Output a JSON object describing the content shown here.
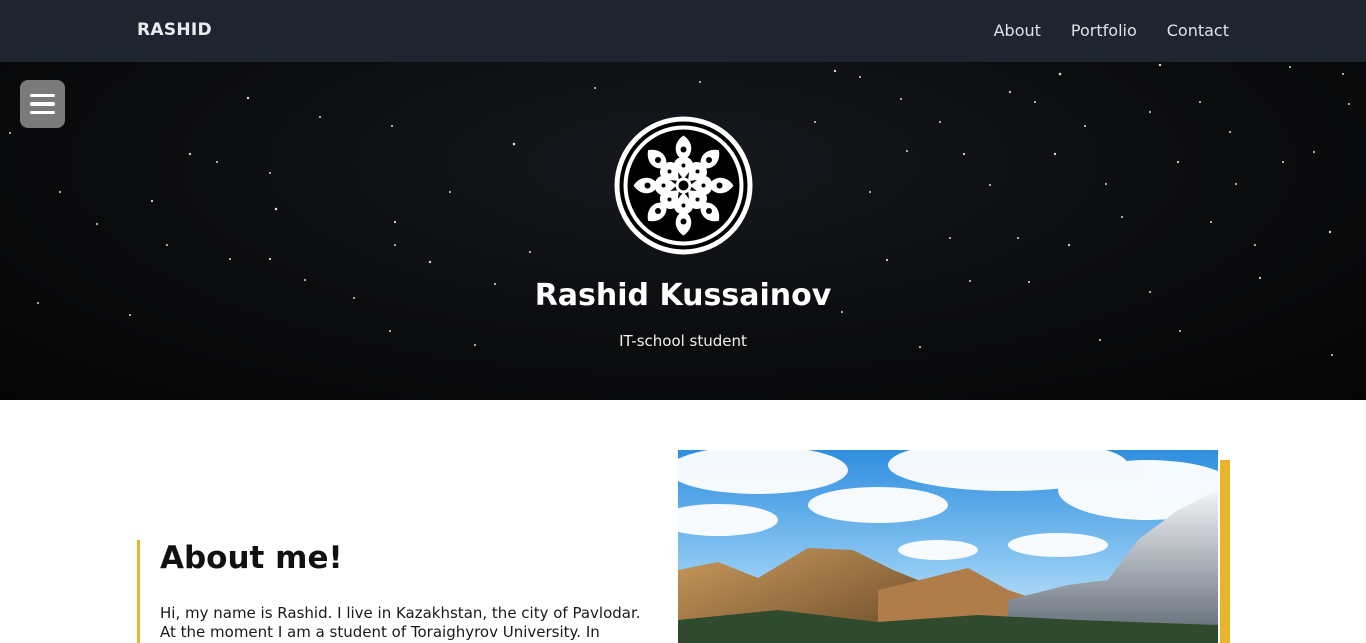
{
  "navbar": {
    "brand": "RASHID",
    "links": [
      {
        "label": "About"
      },
      {
        "label": "Portfolio"
      },
      {
        "label": "Contact"
      }
    ]
  },
  "hero": {
    "name": "Rashid Kussainov",
    "subtitle": "IT-school student",
    "menu_icon": "hamburger-menu-icon",
    "logo_icon": "ornamental-medallion-logo"
  },
  "about": {
    "title": "About me!",
    "text": "Hi, my name is Rashid. I live in Kazakhstan, the city of Pavlodar. At the moment I am a student of Toraighyrov University. In parallel, I"
  },
  "colors": {
    "navbar_bg": "#1f252e",
    "accent": "#e8b42a",
    "hero_bg": "#0b0c0e"
  }
}
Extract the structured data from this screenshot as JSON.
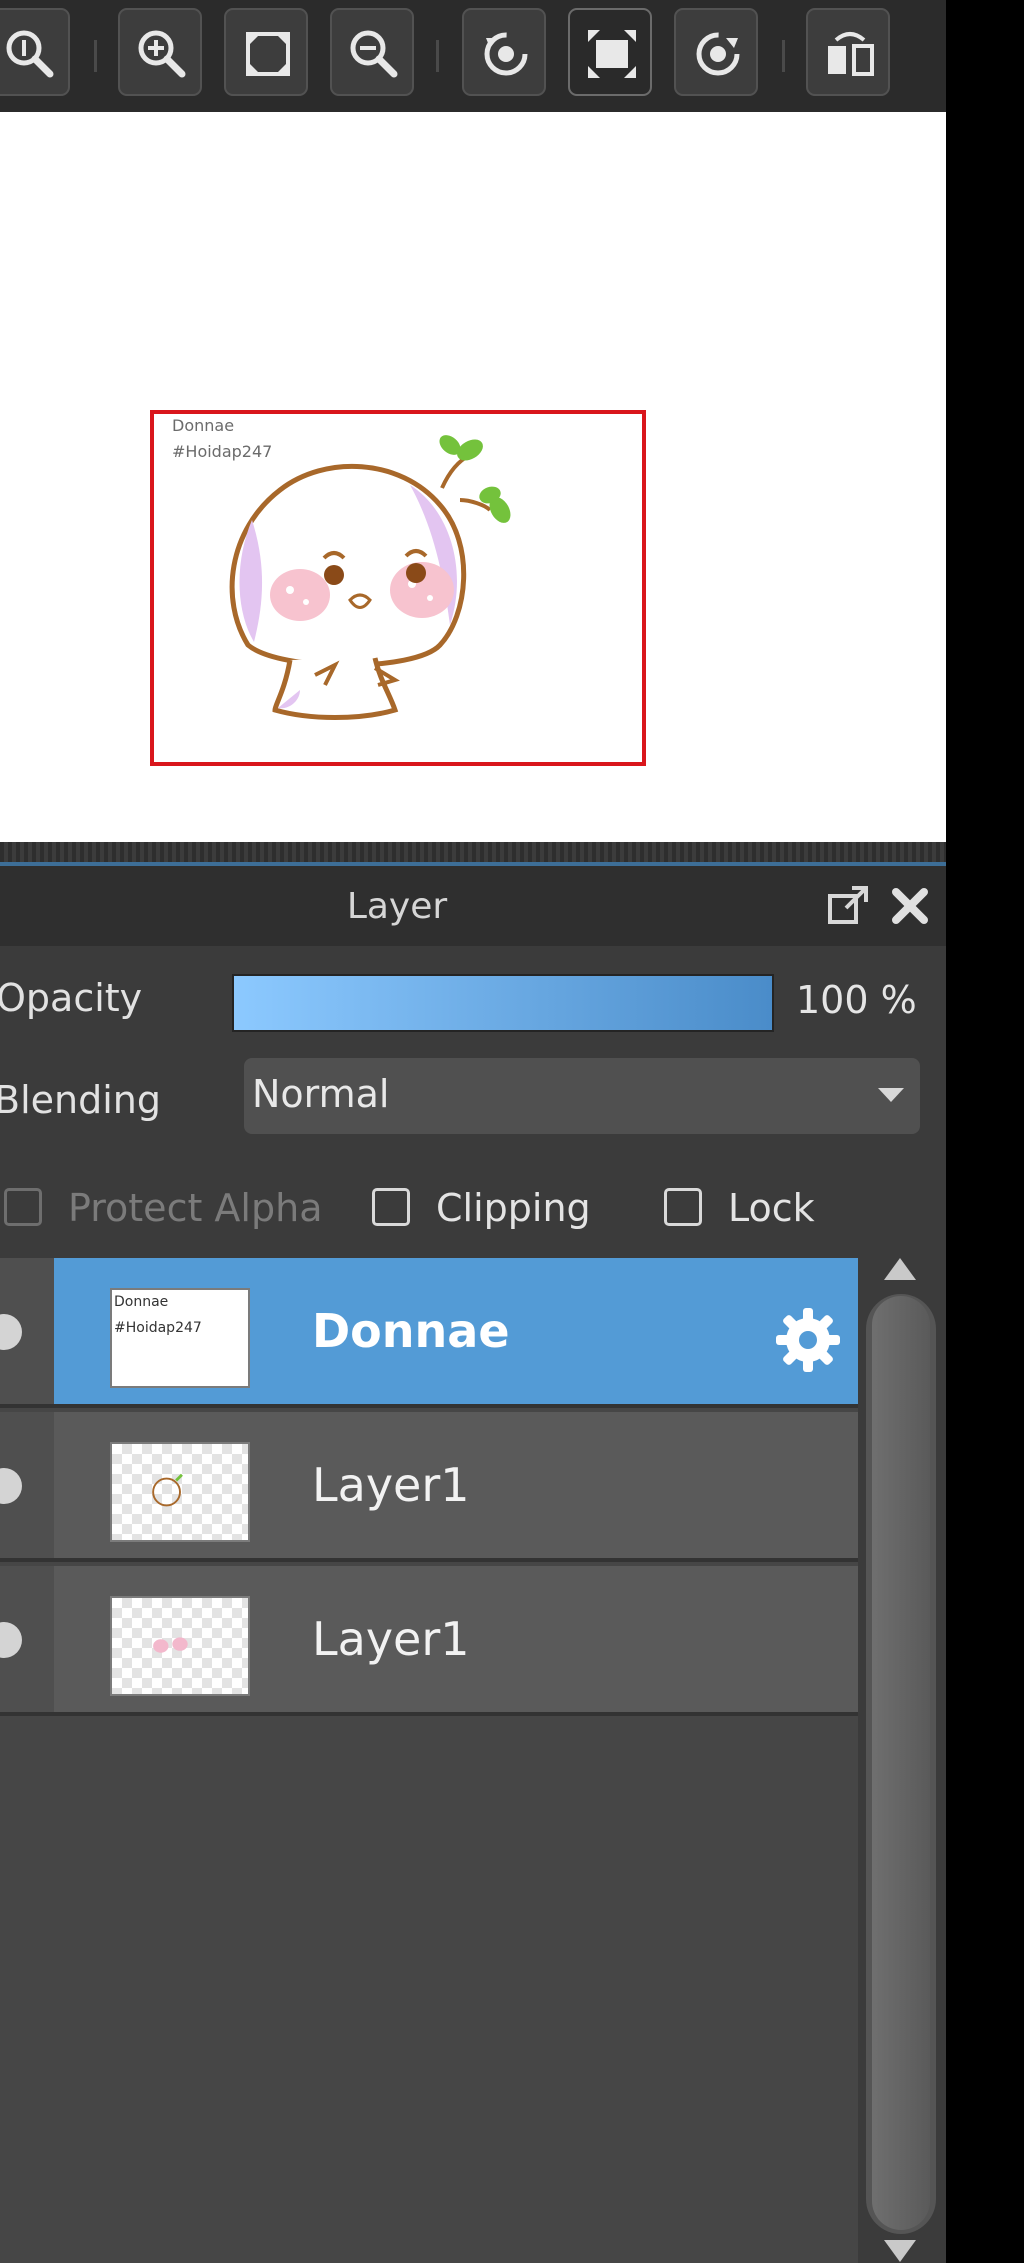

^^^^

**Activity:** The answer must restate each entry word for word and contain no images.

**Solution to this exercise:**
Output a JSON object describing the content shown here.
{
  "navbar": {
    "brand": "RASHID",
    "links": [
      {
        "label": "About"
      },
      {
        "label": "Portfolio"
      },
      {
        "label": "Contact"
      }
    ]
  },
  "hero": {
    "name": "Rashid Kussainov",
    "subtitle": "IT-school student",
    "menu_icon": "hamburger-menu-icon",
    "logo_icon": "ornamental-medallion-logo"
  },
  "about": {
    "title": "About me!",
    "text": "Hi, my name is Rashid. I live in Kazakhstan, the city of Pavlodar. At the moment I am a student of Toraighyrov University. In parallel, I"
  },
  "colors": {
    "navbar_bg": "#1f252e",
    "accent": "#e8b42a",
    "hero_bg": "#0b0c0e"
  }
}
Extract the structured data from this screenshot as JSON.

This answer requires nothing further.